Formaldehyde densitometry of starburst galaxies: density-independent global star formation.
MANGUM J.G., DARLING J., HENKEL C. and MENTEN K.M.
Abstract (from CDS):
Accurate techniques that allow for the derivation of the spatial density in star formation regions are rare. A technique that has found application for the derivation of spatial densities in Galactic star formation regions utilizes the density-sensitive properties of the K-doublet transitions of formaldehyde (H2CO). In this paper, we present an extension of our survey of the formaldehyde 110-111(λ = 6.2 cm) and 211-212(λ = 2.1 cm) K-doublet transitions of H2 CO in a sample of 56 starburst systems. We have extended the number of galaxies in which both transitions have been detected from 5 to 13. We have improved our spatial density measurements by incorporating kinetic temperatures based upon NH3 measurements of 11 of the galaxies with a total of 14 velocity components in our sample. Our spatial density measurements lie in a relatively narrow range from 104.5 to 105.5/cm3. This implies that the Schmidt-Kennicutt relation between LIR and Mdense(1) is an indication of the dense gas mass reservoir available to form stars and (2) is not directly dependent upon a higher average density driving the star formation process in the most luminous starburst galaxies. We have also used our H2 CO measurements to derive two separate measures of the dense gas mass which are generally smaller, in many cases by a factor of 102-103, than those derived using HCN. This disparity suggests that H2 CO traces a denser, more compact component of the giant molecular clouds in our starburst galaxy sample. We also report measurements of the rotationally excited λ = 6.3 cm 2Π1/2 J = 1/2 state of OH and the H111α radio recombination line taken concurrently with our H2 CO 110-111measurements.

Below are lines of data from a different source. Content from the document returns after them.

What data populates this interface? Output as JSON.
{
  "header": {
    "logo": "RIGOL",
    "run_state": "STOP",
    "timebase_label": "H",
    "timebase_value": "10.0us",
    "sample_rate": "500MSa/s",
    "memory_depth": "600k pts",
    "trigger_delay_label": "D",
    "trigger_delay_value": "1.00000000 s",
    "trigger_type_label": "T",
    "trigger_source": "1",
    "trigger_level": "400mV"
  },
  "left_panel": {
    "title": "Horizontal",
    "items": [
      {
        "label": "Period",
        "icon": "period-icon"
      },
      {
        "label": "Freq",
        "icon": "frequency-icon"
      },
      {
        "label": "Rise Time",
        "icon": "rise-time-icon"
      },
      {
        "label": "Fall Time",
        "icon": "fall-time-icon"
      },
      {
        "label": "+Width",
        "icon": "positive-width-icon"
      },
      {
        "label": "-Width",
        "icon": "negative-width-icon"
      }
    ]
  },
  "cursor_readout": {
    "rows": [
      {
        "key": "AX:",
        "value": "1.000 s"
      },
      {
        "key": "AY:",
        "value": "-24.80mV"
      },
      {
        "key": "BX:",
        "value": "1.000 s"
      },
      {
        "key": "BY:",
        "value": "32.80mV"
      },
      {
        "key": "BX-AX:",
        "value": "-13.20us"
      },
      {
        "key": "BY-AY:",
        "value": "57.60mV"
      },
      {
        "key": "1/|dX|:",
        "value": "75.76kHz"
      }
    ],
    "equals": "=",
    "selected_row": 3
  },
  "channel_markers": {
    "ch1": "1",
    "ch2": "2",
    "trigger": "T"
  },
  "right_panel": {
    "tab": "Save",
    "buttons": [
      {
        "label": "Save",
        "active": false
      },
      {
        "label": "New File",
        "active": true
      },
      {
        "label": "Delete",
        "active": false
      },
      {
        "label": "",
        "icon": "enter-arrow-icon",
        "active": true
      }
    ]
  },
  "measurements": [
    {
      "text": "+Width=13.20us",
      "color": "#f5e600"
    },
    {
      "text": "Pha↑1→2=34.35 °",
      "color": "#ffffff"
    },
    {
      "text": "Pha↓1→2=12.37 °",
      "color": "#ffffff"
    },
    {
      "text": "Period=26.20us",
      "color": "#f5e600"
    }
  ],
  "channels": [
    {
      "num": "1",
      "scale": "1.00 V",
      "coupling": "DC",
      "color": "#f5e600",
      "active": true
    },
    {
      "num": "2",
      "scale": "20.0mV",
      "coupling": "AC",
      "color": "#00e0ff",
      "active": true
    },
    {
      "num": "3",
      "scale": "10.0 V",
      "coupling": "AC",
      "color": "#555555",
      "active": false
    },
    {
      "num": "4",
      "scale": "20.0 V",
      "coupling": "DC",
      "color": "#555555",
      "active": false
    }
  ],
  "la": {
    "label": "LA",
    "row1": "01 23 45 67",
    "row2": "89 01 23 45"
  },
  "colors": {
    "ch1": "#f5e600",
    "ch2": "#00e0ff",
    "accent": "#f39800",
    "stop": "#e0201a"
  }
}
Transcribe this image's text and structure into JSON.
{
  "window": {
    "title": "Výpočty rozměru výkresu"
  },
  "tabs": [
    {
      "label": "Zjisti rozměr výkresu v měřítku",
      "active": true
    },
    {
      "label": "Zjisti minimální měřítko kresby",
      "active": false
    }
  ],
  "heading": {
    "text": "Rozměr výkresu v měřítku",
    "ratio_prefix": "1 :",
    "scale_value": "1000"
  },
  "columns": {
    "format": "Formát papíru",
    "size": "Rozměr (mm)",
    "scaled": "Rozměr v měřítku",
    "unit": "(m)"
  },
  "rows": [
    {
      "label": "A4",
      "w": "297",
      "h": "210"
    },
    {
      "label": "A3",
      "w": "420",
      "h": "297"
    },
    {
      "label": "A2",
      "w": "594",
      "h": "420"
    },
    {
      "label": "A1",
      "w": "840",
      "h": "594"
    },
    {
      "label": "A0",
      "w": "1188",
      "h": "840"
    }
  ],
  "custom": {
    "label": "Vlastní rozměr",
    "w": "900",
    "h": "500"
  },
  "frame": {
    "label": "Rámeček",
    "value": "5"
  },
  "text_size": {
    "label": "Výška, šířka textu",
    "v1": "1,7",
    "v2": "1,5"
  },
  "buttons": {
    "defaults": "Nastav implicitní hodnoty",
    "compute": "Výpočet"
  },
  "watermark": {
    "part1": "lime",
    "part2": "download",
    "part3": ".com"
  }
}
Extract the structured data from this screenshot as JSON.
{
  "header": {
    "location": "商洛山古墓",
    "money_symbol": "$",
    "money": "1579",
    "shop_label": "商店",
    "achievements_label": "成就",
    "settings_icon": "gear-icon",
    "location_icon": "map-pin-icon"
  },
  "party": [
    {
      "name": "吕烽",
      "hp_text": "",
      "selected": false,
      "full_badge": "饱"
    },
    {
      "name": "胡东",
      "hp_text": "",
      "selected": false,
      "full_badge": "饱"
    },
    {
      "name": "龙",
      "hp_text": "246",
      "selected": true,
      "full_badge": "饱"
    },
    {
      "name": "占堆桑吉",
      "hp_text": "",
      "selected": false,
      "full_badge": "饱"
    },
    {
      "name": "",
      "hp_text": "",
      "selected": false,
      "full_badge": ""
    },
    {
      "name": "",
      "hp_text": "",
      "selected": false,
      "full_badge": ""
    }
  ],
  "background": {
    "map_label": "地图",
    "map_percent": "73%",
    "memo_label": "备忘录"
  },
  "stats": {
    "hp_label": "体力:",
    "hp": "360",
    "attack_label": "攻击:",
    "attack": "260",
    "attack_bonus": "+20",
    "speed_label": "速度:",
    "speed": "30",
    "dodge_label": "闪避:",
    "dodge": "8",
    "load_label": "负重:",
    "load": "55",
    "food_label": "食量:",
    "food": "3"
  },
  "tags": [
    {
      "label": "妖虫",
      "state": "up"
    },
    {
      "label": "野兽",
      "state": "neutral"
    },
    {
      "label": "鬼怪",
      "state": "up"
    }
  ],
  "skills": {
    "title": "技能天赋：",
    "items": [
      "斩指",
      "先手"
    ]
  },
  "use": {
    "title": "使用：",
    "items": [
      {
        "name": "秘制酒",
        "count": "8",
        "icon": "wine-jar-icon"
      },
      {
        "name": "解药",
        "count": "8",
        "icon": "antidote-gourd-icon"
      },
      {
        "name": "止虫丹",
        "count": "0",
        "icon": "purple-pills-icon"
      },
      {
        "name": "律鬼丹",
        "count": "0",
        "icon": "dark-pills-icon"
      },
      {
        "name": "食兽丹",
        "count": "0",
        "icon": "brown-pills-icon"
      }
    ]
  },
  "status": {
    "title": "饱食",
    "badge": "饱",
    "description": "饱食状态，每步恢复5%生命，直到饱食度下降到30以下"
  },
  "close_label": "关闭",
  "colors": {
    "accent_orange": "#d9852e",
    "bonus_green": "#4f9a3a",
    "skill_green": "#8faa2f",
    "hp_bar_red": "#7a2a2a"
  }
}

galaxies: ISM - galaxies: nuclei - galaxies: starburst - ISM: molecules - radio lines: galaxies